WASHINGTON (Reuters) - The Federal Reserve is expected to announce a fresh round of bond buying on Wednesday as part of its efforts to support a fragile economic recovery threatened by political wrangling over the government's budget.

The central bank looks certain both to extend its purchases of mortgage-backed debt and replace another expiring stimulus program with a new bout of money creation.

Policymakers are also likely to repeat a pledge to keep buying bonds until the labor market outlook improves substantially. A drop in the jobless rate to 7.7 percent in November from 7.9 percent in October was driven by workers exiting the labor force, a fact certain to disappoint the Fed.

"The economic environment seems ripe for those at the Fed who support continued accommodation," said Victor Li, professor at the Villanova School of Business and a former St. Louis Fed economist.

As its last program of Treasury purchases, known as Operation Twist, draws to a close, officials look set to replace it with a fresh $45 billion per month in buying. Unlike those in Twist, which were funded by sales and redemptions of short-term debt, the new Treasury purchases will further expand the Fed's $2.8 trillion balance sheet.

Economists also expect the central bank to continue buying $40 billion per month in mortgage-backed securities as announced in September, keeping the monthly pace of total asset purchases at $85 billion -- a figure the Fed highlighted in its last policy statement.

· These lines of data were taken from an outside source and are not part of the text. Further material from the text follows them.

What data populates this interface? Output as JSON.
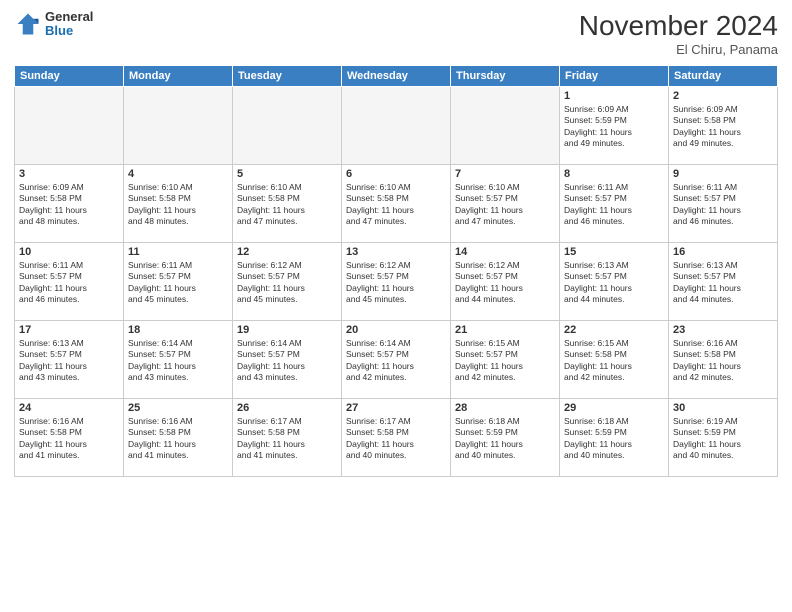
{
  "header": {
    "logo_general": "General",
    "logo_blue": "Blue",
    "month_title": "November 2024",
    "location": "El Chiru, Panama"
  },
  "weekdays": [
    "Sunday",
    "Monday",
    "Tuesday",
    "Wednesday",
    "Thursday",
    "Friday",
    "Saturday"
  ],
  "weeks": [
    [
      {
        "day": "",
        "info": "",
        "empty": true
      },
      {
        "day": "",
        "info": "",
        "empty": true
      },
      {
        "day": "",
        "info": "",
        "empty": true
      },
      {
        "day": "",
        "info": "",
        "empty": true
      },
      {
        "day": "",
        "info": "",
        "empty": true
      },
      {
        "day": "1",
        "info": "Sunrise: 6:09 AM\nSunset: 5:59 PM\nDaylight: 11 hours\nand 49 minutes."
      },
      {
        "day": "2",
        "info": "Sunrise: 6:09 AM\nSunset: 5:58 PM\nDaylight: 11 hours\nand 49 minutes."
      }
    ],
    [
      {
        "day": "3",
        "info": "Sunrise: 6:09 AM\nSunset: 5:58 PM\nDaylight: 11 hours\nand 48 minutes."
      },
      {
        "day": "4",
        "info": "Sunrise: 6:10 AM\nSunset: 5:58 PM\nDaylight: 11 hours\nand 48 minutes."
      },
      {
        "day": "5",
        "info": "Sunrise: 6:10 AM\nSunset: 5:58 PM\nDaylight: 11 hours\nand 47 minutes."
      },
      {
        "day": "6",
        "info": "Sunrise: 6:10 AM\nSunset: 5:58 PM\nDaylight: 11 hours\nand 47 minutes."
      },
      {
        "day": "7",
        "info": "Sunrise: 6:10 AM\nSunset: 5:57 PM\nDaylight: 11 hours\nand 47 minutes."
      },
      {
        "day": "8",
        "info": "Sunrise: 6:11 AM\nSunset: 5:57 PM\nDaylight: 11 hours\nand 46 minutes."
      },
      {
        "day": "9",
        "info": "Sunrise: 6:11 AM\nSunset: 5:57 PM\nDaylight: 11 hours\nand 46 minutes."
      }
    ],
    [
      {
        "day": "10",
        "info": "Sunrise: 6:11 AM\nSunset: 5:57 PM\nDaylight: 11 hours\nand 46 minutes."
      },
      {
        "day": "11",
        "info": "Sunrise: 6:11 AM\nSunset: 5:57 PM\nDaylight: 11 hours\nand 45 minutes."
      },
      {
        "day": "12",
        "info": "Sunrise: 6:12 AM\nSunset: 5:57 PM\nDaylight: 11 hours\nand 45 minutes."
      },
      {
        "day": "13",
        "info": "Sunrise: 6:12 AM\nSunset: 5:57 PM\nDaylight: 11 hours\nand 45 minutes."
      },
      {
        "day": "14",
        "info": "Sunrise: 6:12 AM\nSunset: 5:57 PM\nDaylight: 11 hours\nand 44 minutes."
      },
      {
        "day": "15",
        "info": "Sunrise: 6:13 AM\nSunset: 5:57 PM\nDaylight: 11 hours\nand 44 minutes."
      },
      {
        "day": "16",
        "info": "Sunrise: 6:13 AM\nSunset: 5:57 PM\nDaylight: 11 hours\nand 44 minutes."
      }
    ],
    [
      {
        "day": "17",
        "info": "Sunrise: 6:13 AM\nSunset: 5:57 PM\nDaylight: 11 hours\nand 43 minutes."
      },
      {
        "day": "18",
        "info": "Sunrise: 6:14 AM\nSunset: 5:57 PM\nDaylight: 11 hours\nand 43 minutes."
      },
      {
        "day": "19",
        "info": "Sunrise: 6:14 AM\nSunset: 5:57 PM\nDaylight: 11 hours\nand 43 minutes."
      },
      {
        "day": "20",
        "info": "Sunrise: 6:14 AM\nSunset: 5:57 PM\nDaylight: 11 hours\nand 42 minutes."
      },
      {
        "day": "21",
        "info": "Sunrise: 6:15 AM\nSunset: 5:57 PM\nDaylight: 11 hours\nand 42 minutes."
      },
      {
        "day": "22",
        "info": "Sunrise: 6:15 AM\nSunset: 5:58 PM\nDaylight: 11 hours\nand 42 minutes."
      },
      {
        "day": "23",
        "info": "Sunrise: 6:16 AM\nSunset: 5:58 PM\nDaylight: 11 hours\nand 42 minutes."
      }
    ],
    [
      {
        "day": "24",
        "info": "Sunrise: 6:16 AM\nSunset: 5:58 PM\nDaylight: 11 hours\nand 41 minutes."
      },
      {
        "day": "25",
        "info": "Sunrise: 6:16 AM\nSunset: 5:58 PM\nDaylight: 11 hours\nand 41 minutes."
      },
      {
        "day": "26",
        "info": "Sunrise: 6:17 AM\nSunset: 5:58 PM\nDaylight: 11 hours\nand 41 minutes."
      },
      {
        "day": "27",
        "info": "Sunrise: 6:17 AM\nSunset: 5:58 PM\nDaylight: 11 hours\nand 40 minutes."
      },
      {
        "day": "28",
        "info": "Sunrise: 6:18 AM\nSunset: 5:59 PM\nDaylight: 11 hours\nand 40 minutes."
      },
      {
        "day": "29",
        "info": "Sunrise: 6:18 AM\nSunset: 5:59 PM\nDaylight: 11 hours\nand 40 minutes."
      },
      {
        "day": "30",
        "info": "Sunrise: 6:19 AM\nSunset: 5:59 PM\nDaylight: 11 hours\nand 40 minutes."
      }
    ]
  ]
}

"We want to see continued improvement in labor markets in the near term, and monetary policy should encourage faster economic growth to achieve that objective," Eric Rosengren, the dovish president of the Boston Federal Reserve Bank, said last week.

The central bank will announce its decision around 12:30 p.m. (1730 GMT), and Fed Chairman Ben Bernanke will discuss it at a news conference at 2:15 p.m. (1915 GMT).   Continued...

Federal Reserve Chairman Ben Bernanke speaks to the Economic Club of New York in New York, November 20, 2012. REUTERS/Brendan McDermid